Edward is a graduate student with a B.A in History and an M.A. in Modern History from the University of Sheffield. His main research is focused on masculinities and working-class culture in the British punk movement from 1976-1984.

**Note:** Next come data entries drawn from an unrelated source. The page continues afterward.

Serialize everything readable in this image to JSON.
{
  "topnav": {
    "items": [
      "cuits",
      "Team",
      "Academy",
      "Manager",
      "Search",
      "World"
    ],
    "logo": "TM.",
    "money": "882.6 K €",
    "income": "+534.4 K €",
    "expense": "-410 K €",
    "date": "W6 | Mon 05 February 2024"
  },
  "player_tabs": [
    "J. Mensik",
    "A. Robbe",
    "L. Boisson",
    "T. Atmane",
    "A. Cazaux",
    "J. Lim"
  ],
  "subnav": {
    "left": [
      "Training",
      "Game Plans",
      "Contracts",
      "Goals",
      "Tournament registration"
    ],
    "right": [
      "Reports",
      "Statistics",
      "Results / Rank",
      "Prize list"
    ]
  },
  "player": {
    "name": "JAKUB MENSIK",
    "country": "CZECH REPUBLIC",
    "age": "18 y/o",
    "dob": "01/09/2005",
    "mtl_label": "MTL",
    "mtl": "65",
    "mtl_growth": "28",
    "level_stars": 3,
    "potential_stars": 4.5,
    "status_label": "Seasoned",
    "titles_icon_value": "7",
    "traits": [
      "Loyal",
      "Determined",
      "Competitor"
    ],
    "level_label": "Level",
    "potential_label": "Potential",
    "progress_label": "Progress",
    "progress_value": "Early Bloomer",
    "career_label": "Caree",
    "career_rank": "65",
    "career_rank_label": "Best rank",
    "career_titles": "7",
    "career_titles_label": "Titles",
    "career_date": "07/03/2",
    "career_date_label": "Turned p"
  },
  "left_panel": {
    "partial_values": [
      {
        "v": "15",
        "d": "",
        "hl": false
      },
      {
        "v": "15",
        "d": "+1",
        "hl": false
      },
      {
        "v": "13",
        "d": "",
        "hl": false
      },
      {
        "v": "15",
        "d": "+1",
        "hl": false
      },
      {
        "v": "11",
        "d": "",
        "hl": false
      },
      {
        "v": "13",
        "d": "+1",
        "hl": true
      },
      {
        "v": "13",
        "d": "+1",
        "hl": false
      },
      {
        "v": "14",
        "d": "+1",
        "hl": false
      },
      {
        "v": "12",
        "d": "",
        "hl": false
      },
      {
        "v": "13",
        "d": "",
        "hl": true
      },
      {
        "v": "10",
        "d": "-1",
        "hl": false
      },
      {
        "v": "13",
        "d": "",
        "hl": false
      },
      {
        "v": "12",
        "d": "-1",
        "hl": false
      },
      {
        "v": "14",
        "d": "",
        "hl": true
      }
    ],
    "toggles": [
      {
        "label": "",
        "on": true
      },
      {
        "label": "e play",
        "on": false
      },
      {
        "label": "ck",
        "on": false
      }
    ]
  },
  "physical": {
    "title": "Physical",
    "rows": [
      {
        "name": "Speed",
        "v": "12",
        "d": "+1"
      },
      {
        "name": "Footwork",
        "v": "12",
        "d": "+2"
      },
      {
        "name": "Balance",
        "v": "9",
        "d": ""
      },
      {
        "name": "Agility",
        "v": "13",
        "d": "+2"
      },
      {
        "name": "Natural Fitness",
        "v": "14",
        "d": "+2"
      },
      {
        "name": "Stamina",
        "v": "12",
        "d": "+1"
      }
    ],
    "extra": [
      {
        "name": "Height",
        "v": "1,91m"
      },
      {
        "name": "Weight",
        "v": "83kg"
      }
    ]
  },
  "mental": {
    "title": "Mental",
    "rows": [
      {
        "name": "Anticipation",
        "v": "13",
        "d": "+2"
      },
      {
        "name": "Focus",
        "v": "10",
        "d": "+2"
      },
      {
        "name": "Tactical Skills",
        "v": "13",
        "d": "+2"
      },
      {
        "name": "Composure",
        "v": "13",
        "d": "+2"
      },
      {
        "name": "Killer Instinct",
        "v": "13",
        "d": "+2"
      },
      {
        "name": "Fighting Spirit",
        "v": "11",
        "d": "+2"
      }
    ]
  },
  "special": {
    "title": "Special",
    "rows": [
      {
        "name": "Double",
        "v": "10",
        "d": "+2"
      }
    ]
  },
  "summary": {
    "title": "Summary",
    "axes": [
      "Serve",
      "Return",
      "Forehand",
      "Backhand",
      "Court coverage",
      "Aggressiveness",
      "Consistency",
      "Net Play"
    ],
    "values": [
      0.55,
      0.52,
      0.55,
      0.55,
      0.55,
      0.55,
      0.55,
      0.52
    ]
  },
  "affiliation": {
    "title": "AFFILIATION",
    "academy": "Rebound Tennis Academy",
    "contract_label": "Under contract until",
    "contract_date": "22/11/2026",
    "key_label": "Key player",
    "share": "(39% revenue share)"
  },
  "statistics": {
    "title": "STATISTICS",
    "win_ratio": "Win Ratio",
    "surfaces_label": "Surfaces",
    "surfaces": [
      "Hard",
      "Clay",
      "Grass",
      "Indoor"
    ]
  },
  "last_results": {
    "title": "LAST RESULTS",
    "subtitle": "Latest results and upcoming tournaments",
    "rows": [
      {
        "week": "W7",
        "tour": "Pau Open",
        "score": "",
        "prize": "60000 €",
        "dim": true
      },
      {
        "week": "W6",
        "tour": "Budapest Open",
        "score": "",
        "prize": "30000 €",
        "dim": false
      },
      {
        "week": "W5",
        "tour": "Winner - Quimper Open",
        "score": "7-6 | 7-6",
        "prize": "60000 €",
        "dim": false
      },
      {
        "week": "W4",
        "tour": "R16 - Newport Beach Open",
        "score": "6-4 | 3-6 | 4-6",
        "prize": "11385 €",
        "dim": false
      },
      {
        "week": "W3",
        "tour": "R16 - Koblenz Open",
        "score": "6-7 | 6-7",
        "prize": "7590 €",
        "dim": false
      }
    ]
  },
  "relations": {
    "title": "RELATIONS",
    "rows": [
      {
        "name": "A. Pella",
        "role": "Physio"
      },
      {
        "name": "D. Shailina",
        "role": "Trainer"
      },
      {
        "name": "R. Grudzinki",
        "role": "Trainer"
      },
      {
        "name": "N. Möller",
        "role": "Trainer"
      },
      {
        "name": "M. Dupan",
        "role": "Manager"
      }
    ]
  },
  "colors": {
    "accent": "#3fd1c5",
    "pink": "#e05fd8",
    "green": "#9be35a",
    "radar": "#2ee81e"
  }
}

His dissertation explores the relationship between working-class masculinities and punk in 1970s Britain. It analyzes how working-class people navigated a period of economic turmoil through the consumption of popular music, low-budget do-it-yourself (DIY) production, and urban spaces. His research expands on Matthew Worley’s historical overview of punk by focusing on gender and youth culture. By framing this study in terms of masculinity, it places social experience alongside cultural representation. Even though the punk movement initially embraced women as cultural producers, punk came to be understood as an articulation of violent, working-class masculinity. His project interrogates this categorization by looking at the lived experiences of young men and women as well as their self-representations. This research draws from oral testimonies, newspapers, court records, documentary footage, and punk ephemera, such as fanzines, posters, photographs, and clothing.